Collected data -
----------------

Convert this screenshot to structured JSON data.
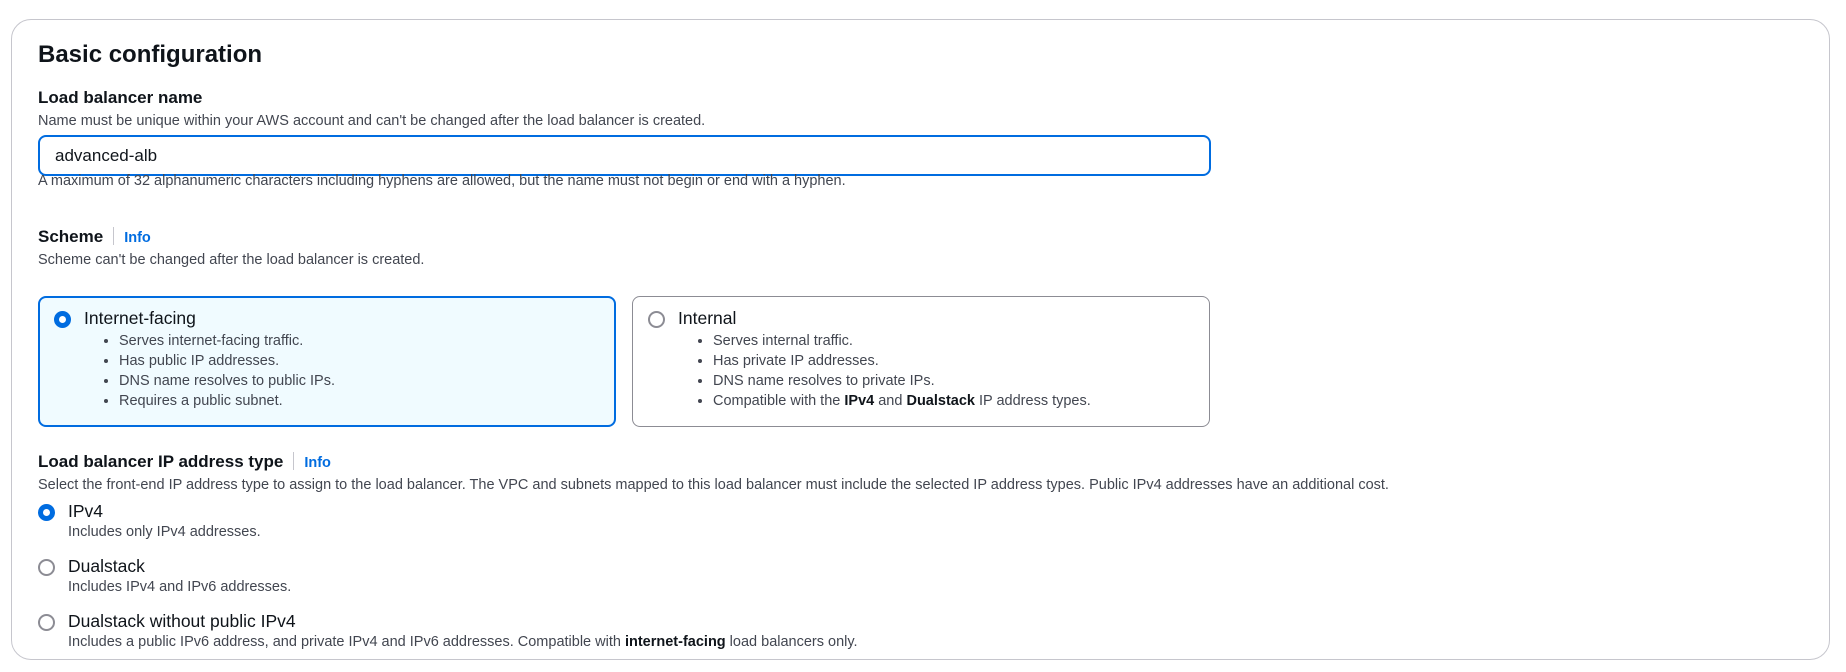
{
  "section": {
    "title": "Basic configuration"
  },
  "name_field": {
    "label": "Load balancer name",
    "description": "Name must be unique within your AWS account and can't be changed after the load balancer is created.",
    "value": "advanced-alb",
    "constraint": "A maximum of 32 alphanumeric characters including hyphens are allowed, but the name must not begin or end with a hyphen."
  },
  "scheme": {
    "label": "Scheme",
    "info": "Info",
    "description": "Scheme can't be changed after the load balancer is created.",
    "options": [
      {
        "title": "Internet-facing",
        "selected": true,
        "bullets": [
          "Serves internet-facing traffic.",
          "Has public IP addresses.",
          "DNS name resolves to public IPs.",
          "Requires a public subnet."
        ]
      },
      {
        "title": "Internal",
        "selected": false,
        "bullets": [
          "Serves internal traffic.",
          "Has private IP addresses.",
          "DNS name resolves to private IPs."
        ],
        "last_bullet": {
          "prefix": "Compatible with the ",
          "bold1": "IPv4",
          "mid": " and ",
          "bold2": "Dualstack",
          "suffix": " IP address types."
        }
      }
    ]
  },
  "ip_type": {
    "label": "Load balancer IP address type",
    "info": "Info",
    "description": "Select the front-end IP address type to assign to the load balancer. The VPC and subnets mapped to this load balancer must include the selected IP address types. Public IPv4 addresses have an additional cost.",
    "options": [
      {
        "label": "IPv4",
        "description": "Includes only IPv4 addresses.",
        "selected": true
      },
      {
        "label": "Dualstack",
        "description": "Includes IPv4 and IPv6 addresses.",
        "selected": false
      },
      {
        "label": "Dualstack without public IPv4",
        "selected": false,
        "description_parts": {
          "prefix": "Includes a public IPv6 address, and private IPv4 and IPv6 addresses. Compatible with ",
          "bold": "internet-facing",
          "suffix": " load balancers only."
        }
      }
    ]
  },
  "colors": {
    "accent": "#006ce0",
    "selected_tile_bg": "#f0fbff",
    "text": "#0f141a",
    "muted": "#424650",
    "border": "#8c8c94"
  }
}
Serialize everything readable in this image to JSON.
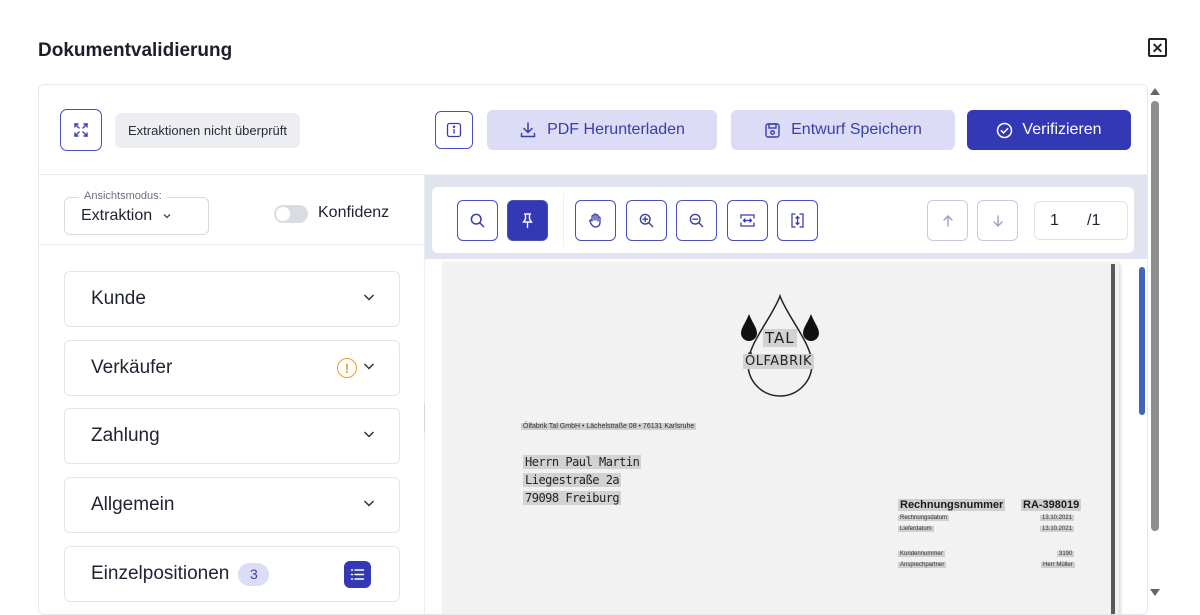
{
  "dialog": {
    "title": "Dokumentvalidierung",
    "close_label": "✕"
  },
  "toolbar": {
    "status_chip": "Extraktionen nicht überprüft",
    "download_label": "PDF Herunterladen",
    "save_draft_label": "Entwurf Speichern",
    "verify_label": "Verifizieren"
  },
  "left_panel": {
    "view_mode_legend": "Ansichtsmodus:",
    "view_mode_value": "Extraktion",
    "confidence_label": "Konfidenz",
    "sections": [
      {
        "label": "Kunde"
      },
      {
        "label": "Verkäufer",
        "warning": "!"
      },
      {
        "label": "Zahlung"
      },
      {
        "label": "Allgemein"
      },
      {
        "label": "Einzelpositionen",
        "count": "3"
      }
    ]
  },
  "viewer": {
    "current_page": "1",
    "total_pages": "/1"
  },
  "document": {
    "logo_line1": "TAL",
    "logo_line2": "ÖLFABRIK",
    "sender_line": "Ölfabrik Tal GmbH • Lächelstraße 08 • 76131 Karlsruhe",
    "recipient_name": "Herrn Paul Martin",
    "recipient_street": "Liegestraße 2a",
    "recipient_city": "79098 Freiburg",
    "invoice_number_label": "Rechnungsnummer",
    "invoice_number_value": "RA-398019",
    "invoice_date_label": "Rechnungsdatum",
    "invoice_date_value": "13.10.2021",
    "delivery_date_label": "Lieferdatum",
    "delivery_date_value": "13.10.2021",
    "customer_number_label": "Kundennummer",
    "customer_number_value": "3190",
    "contact_label": "Ansprechpartner",
    "contact_value": "Herr Müller"
  }
}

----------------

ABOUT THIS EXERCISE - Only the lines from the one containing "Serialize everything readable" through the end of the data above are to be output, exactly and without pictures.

EXERCISE RESPONSE -
Serialize everything readable in this image to JSON.
{
  "dialog": {
    "title": "Dokumentvalidierung",
    "close_label": "✕"
  },
  "toolbar": {
    "status_chip": "Extraktionen nicht überprüft",
    "download_label": "PDF Herunterladen",
    "save_draft_label": "Entwurf Speichern",
    "verify_label": "Verifizieren"
  },
  "left_panel": {
    "view_mode_legend": "Ansichtsmodus:",
    "view_mode_value": "Extraktion",
    "confidence_label": "Konfidenz",
    "sections": [
      {
        "label": "Kunde"
      },
      {
        "label": "Verkäufer",
        "warning": "!"
      },
      {
        "label": "Zahlung"
      },
      {
        "label": "Allgemein"
      },
      {
        "label": "Einzelpositionen",
        "count": "3"
      }
    ]
  },
  "viewer": {
    "current_page": "1",
    "total_pages": "/1"
  },
  "document": {
    "logo_line1": "TAL",
    "logo_line2": "ÖLFABRIK",
    "sender_line": "Ölfabrik Tal GmbH • Lächelstraße 08 • 76131 Karlsruhe",
    "recipient_name": "Herrn Paul Martin",
    "recipient_street": "Liegestraße 2a",
    "recipient_city": "79098 Freiburg",
    "invoice_number_label": "Rechnungsnummer",
    "invoice_number_value": "RA-398019",
    "invoice_date_label": "Rechnungsdatum",
    "invoice_date_value": "13.10.2021",
    "delivery_date_label": "Lieferdatum",
    "delivery_date_value": "13.10.2021",
    "customer_number_label": "Kundennummer",
    "customer_number_value": "3190",
    "contact_label": "Ansprechpartner",
    "contact_value": "Herr Müller"
  }
}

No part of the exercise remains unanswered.